Linnearity of DE's

1. Aug 8, 2006

hussness

I have been wondering ever since the first day of my differential equations class what linnearity means intuitively for a differential equation. I remember first being taught that linnearity meant an equation could be put in the form:

y = mx + b

Is the DE definition of linnearity at all related to the agebraic definition or am I getting mixed up by equivocation?

I would also like to get an idea of what various elementary functions look like so that when I read a problem it's not just letters on a page. Any suggestions for how I might best go about doing this?

Last edited: Aug 8, 2006
2. Aug 8, 2006

neutrino

I think it refers to the fact that the solutions of "simple" ODEs obey the principle of superposition, i.e. a linear combination of solutions is also a solution.

3. Aug 8, 2006

d_leet

Well a linear equation in two variables as you ahve seen in algebra is one of the form

Ax + By = C

And a first order linear differential equation is of the form

p(x)y + q(x)y' = r(x) where p ,q and r are functions of x, then this equation can be said to be linear in the variables y and y', I think I saw it presented this way in the first lecture video for the differential equations course on MIT's opencourseware site.

4. Aug 8, 2006

d_leet

Are you asking what the graphs of the elementary functions look like? Or are you asking what the elementary functions are?

5. Aug 8, 2006

hussness

Let's take a simple example of a LDE:
y' = cos(x)
A particular solution would be y = sin(x)
Neither sin(x) nor cos(x) are linear functions according to my understanding. How then can we say that y' = cos(x) is a linear DE?

6. Aug 8, 2006

d_leet
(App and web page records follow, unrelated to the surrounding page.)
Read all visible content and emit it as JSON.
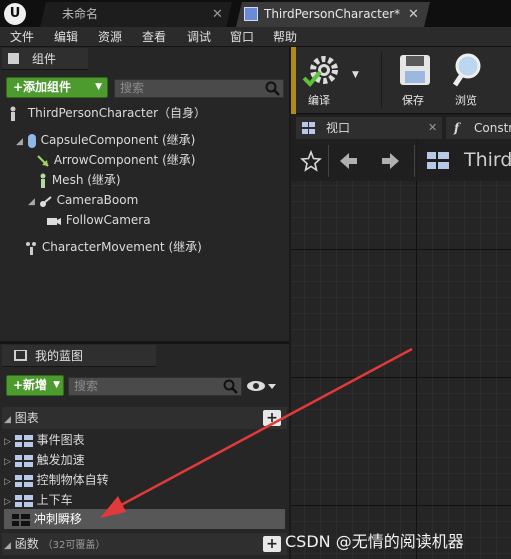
{
  "titlebar": {
    "tabs": [
      {
        "label": "未命名",
        "close": "✕"
      },
      {
        "label": "ThirdPersonCharacter*",
        "close": "✕"
      }
    ]
  },
  "menubar": {
    "items": [
      "文件",
      "编辑",
      "资源",
      "查看",
      "调试",
      "窗口",
      "帮助"
    ]
  },
  "components_panel": {
    "tab_label": "组件",
    "add_button": "+添加组件",
    "search_placeholder": "搜索",
    "root": "ThirdPersonCharacter（自身）",
    "items": [
      {
        "label": "CapsuleComponent (继承)"
      },
      {
        "label": "ArrowComponent (继承)"
      },
      {
        "label": "Mesh (继承)"
      },
      {
        "label": "CameraBoom"
      },
      {
        "label": "FollowCamera"
      },
      {
        "label": "CharacterMovement (继承)"
      }
    ]
  },
  "blueprint_panel": {
    "tab_label": "我的蓝图",
    "add_button": "+新增",
    "search_placeholder": "搜索",
    "graphs_header": "图表",
    "graphs": [
      {
        "label": "事件图表"
      },
      {
        "label": "触发加速"
      },
      {
        "label": "控制物体自转"
      },
      {
        "label": "上下车"
      },
      {
        "label": "冲刺瞬移"
      }
    ],
    "functions_header": "函数",
    "functions_count": "（32可覆盖）"
  },
  "toolbar": {
    "compile_label": "编译",
    "save_label": "保存",
    "browse_label": "浏览"
  },
  "editor_tabs": {
    "viewport": "视口",
    "construction": "Constr"
  },
  "graph_nav": {
    "title": "Third"
  },
  "watermark": "CSDN @无情的阅读机器",
  "colors": {
    "accent_green": "#4d9a2f",
    "annotation_arrow": "#e03a3a"
  }
}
Because linearity of a differential equation has nothing whatsoever to do with whether or not the solution to that differential equation is linear, I'm not exactly sure how to explain this other than how I did in my first post so hopefully someone will come and answer that better than I did.

7. Aug 8, 2006

HallsofIvy

Staff Emeritus
Definition of "linear differential equation": there are only linear functions of the dependent variable and its derivatives. In y'= cos(x) the dependent variable is y not x. The only function of a derivative of y is y' itself which is linear (the function f(x)= x is linear).

The basic idea of linear problems in general is that we can "decompose" them- break the problem into parts, solve each part, then reassemble the solutions into a solution to the entire problem.

8. Aug 9, 2006

hussness

Thank you. That clears things up a bit.